Stored data
═══

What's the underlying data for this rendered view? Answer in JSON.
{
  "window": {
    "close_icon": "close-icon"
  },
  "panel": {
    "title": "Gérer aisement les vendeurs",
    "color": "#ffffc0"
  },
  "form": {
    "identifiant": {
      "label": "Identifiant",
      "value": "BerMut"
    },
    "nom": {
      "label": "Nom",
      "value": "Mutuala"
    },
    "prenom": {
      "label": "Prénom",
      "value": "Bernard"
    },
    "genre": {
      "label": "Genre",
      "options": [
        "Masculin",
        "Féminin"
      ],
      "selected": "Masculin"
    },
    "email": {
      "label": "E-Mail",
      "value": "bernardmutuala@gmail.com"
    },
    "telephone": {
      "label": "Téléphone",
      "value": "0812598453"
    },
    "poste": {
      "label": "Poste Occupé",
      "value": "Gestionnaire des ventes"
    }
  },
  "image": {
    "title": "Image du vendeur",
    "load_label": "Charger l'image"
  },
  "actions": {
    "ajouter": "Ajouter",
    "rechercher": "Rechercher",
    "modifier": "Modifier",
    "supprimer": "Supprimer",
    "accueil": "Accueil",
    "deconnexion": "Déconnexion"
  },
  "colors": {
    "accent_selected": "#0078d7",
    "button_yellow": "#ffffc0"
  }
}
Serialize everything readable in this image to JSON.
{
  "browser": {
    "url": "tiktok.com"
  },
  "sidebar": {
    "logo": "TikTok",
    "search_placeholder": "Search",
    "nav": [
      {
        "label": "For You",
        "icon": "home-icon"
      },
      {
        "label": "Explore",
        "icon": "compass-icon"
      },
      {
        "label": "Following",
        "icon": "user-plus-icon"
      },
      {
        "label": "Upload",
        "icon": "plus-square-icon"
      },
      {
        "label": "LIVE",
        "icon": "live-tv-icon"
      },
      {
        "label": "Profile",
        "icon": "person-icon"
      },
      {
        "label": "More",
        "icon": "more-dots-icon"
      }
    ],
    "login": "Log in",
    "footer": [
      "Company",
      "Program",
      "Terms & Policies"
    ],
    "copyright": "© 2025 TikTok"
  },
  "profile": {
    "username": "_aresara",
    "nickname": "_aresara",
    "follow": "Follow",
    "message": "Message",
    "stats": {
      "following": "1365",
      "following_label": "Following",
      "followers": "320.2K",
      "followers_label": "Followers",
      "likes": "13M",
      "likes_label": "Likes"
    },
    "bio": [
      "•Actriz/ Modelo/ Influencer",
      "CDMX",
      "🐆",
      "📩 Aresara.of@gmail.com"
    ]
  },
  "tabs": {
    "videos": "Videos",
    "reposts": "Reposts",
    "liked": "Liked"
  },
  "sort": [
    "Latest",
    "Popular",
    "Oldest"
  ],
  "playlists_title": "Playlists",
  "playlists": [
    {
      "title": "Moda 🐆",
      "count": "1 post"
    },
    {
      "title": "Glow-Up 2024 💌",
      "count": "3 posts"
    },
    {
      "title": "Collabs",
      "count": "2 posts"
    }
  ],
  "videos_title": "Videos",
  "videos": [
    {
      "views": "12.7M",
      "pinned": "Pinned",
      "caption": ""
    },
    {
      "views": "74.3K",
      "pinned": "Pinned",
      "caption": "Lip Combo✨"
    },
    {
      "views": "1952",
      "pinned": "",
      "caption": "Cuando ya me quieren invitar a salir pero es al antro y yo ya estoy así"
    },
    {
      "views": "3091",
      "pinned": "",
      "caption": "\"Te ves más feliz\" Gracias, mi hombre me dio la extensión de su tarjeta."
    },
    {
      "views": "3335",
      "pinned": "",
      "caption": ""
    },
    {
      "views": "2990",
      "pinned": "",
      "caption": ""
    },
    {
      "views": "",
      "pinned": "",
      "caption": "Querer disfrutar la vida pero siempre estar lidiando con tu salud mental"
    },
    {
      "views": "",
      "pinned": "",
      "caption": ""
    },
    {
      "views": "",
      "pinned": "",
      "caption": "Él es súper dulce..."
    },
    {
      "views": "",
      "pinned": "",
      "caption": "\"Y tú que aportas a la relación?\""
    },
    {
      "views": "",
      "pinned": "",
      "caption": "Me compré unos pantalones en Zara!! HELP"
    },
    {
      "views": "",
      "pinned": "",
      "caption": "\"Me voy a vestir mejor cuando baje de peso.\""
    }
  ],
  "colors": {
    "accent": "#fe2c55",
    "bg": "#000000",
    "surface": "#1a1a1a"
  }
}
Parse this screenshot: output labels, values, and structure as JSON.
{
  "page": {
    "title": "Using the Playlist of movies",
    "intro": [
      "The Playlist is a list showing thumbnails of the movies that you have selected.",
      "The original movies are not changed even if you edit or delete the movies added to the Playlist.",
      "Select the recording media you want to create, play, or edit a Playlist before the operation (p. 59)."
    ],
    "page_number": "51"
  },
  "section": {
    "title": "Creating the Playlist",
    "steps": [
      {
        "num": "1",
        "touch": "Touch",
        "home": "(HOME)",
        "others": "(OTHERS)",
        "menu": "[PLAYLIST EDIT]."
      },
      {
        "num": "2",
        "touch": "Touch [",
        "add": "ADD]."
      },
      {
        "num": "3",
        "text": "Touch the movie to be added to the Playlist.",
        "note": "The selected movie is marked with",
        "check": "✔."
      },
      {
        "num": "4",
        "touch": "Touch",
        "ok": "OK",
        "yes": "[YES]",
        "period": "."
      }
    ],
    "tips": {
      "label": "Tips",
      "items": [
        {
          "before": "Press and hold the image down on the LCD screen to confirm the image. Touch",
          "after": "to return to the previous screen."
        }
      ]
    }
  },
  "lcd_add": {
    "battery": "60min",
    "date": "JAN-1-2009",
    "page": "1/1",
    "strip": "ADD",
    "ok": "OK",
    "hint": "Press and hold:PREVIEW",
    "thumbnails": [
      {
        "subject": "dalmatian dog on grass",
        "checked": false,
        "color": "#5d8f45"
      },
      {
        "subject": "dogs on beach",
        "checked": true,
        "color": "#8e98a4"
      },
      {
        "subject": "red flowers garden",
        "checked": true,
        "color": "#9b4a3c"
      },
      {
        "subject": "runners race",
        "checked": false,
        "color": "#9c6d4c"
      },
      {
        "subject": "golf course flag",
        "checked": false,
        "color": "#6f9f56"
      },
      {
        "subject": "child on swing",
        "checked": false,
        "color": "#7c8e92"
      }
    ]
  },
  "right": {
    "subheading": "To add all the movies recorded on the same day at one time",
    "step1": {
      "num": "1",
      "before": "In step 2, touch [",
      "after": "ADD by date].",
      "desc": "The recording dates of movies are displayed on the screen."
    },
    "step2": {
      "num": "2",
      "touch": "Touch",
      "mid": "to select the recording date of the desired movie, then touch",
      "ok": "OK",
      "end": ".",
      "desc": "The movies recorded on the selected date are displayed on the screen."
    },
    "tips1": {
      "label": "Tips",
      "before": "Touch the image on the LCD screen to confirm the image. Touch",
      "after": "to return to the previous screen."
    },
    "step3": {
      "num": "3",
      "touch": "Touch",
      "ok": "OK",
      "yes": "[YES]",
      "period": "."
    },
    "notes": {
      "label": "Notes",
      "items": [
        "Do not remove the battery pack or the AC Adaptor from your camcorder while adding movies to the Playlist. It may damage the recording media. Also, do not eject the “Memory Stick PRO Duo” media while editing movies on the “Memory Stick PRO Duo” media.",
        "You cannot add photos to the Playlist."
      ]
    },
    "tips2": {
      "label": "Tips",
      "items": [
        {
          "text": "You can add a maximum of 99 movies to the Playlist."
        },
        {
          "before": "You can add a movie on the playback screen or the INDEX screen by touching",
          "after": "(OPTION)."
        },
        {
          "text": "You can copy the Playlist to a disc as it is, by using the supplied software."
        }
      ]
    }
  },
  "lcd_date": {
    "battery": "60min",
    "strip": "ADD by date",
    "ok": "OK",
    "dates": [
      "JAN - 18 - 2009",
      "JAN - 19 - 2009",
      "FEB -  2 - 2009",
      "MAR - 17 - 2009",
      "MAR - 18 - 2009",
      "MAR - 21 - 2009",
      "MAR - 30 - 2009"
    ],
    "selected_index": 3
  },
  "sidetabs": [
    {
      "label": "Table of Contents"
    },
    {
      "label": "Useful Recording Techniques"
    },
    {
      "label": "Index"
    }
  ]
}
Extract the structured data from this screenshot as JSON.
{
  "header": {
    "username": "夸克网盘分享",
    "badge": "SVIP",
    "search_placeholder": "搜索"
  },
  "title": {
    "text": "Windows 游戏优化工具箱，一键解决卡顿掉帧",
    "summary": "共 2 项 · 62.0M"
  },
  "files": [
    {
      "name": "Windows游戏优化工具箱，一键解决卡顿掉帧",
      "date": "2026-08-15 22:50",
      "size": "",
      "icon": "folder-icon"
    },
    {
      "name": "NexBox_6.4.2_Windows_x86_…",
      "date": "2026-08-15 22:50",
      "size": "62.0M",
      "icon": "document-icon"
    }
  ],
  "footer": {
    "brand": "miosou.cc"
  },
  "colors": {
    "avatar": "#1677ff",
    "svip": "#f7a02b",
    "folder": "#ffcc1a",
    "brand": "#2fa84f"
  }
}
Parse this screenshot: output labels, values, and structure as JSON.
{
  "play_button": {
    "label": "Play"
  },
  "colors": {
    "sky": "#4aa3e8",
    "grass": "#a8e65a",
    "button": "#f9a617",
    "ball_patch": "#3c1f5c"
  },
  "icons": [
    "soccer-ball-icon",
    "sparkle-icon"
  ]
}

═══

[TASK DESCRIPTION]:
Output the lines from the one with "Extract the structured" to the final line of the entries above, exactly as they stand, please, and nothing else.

[EXERCISE ANSWER]:
Extract the structured data from this screenshot as JSON.
{
  "header": {
    "username": "夸克网盘分享",
    "badge": "SVIP",
    "search_placeholder": "搜索"
  },
  "title": {
    "text": "Windows 游戏优化工具箱，一键解决卡顿掉帧",
    "summary": "共 2 项 · 62.0M"
  },
  "files": [
    {
      "name": "Windows游戏优化工具箱，一键解决卡顿掉帧",
      "date": "2026-08-15 22:50",
      "size": "",
      "icon": "folder-icon"
    },
    {
      "name": "NexBox_6.4.2_Windows_x86_…",
      "date": "2026-08-15 22:50",
      "size": "62.0M",
      "icon": "document-icon"
    }
  ],
  "footer": {
    "brand": "miosou.cc"
  },
  "colors": {
    "avatar": "#1677ff",
    "svip": "#f7a02b",
    "folder": "#ffcc1a",
    "brand": "#2fa84f"
  }
}
Parse this screenshot: output labels, values, and structure as JSON.
{
  "play_button": {
    "label": "Play"
  },
  "colors": {
    "sky": "#4aa3e8",
    "grass": "#a8e65a",
    "button": "#f9a617",
    "ball_patch": "#3c1f5c"
  },
  "icons": [
    "soccer-ball-icon",
    "sparkle-icon"
  ]
}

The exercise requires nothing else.